MEMBERSHIP AND THE FIRST YEAR OF COLLEGE: A COMPARISON OF THE ACADEMIC ACHIEVEMENTS OF SOCIAL SORORITY AND FRATERNITY MEMBERS WHO JOINED DURING THEIR FIRST YEAR OF COLLEGE AND STUDENTS WHO NEVER JOINED

Date of Award

2005

Document Type

Dissertation

Degree Name

Doctor of Philosophy (Ph.D.)

Department

Higher Education Administration

First Advisor

Robert DeBard

Abstract

The possible effects of involvement in social fraternities and sororities on college students have been debated for nearly as long as these organizations have existed. Both anecdote and conjecture have been common in the printed debate, but little has been done in recent years to study the academic outcomes of the students who have chosen to become involved. After controlling for pre-college academic achievement, this study investigated whether or not there were differences in the career academic outcomes of students who joined a social Greek organization during their first year and students who chose not to affiliate during their entire college career. Data related to nine years worth of incoming cohorts were gathered from institutional records at Bowling Green State University. These records included institutionally predicted grade-point averages, term and cumulative grade-point averages, yearly retention information, term credit hours earned, graduation rates, and time to degree were analyzed. Stratified random samples of non-Greeks were compared to the sample of Greeks described above from each of these nine cohorts yielding several significant and important findings. The results of this study are important for two reasons. The analysis of findings demonstrates that becoming a member of a Greek social organization does not have a deleterious impact on first-year grade point averages, cumulative grade point averages and term credit hours earned.
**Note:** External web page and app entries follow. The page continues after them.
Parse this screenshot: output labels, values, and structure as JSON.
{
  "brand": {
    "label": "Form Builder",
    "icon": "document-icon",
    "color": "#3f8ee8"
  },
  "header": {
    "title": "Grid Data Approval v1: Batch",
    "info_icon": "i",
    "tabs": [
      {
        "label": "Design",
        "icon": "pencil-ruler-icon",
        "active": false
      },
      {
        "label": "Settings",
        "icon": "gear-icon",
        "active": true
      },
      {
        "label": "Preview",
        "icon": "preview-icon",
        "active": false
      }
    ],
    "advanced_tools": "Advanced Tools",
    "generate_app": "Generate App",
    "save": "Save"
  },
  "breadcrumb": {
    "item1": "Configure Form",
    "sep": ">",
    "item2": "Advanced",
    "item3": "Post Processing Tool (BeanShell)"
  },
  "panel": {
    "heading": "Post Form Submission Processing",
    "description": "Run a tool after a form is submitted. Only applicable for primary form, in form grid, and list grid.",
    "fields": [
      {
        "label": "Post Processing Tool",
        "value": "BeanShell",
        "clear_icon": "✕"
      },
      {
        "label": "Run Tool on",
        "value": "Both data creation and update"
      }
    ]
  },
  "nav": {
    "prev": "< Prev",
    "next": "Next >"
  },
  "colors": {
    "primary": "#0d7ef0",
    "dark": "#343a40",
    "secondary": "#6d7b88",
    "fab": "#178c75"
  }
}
Furthermore, there is a significant benefit in terms of retention and graduation rates for both men and women members compared to non-members. The implications of these findings are synthesized in the final chapter for the improvement of both policies and practices of Greek life at institutions similar to BGSU.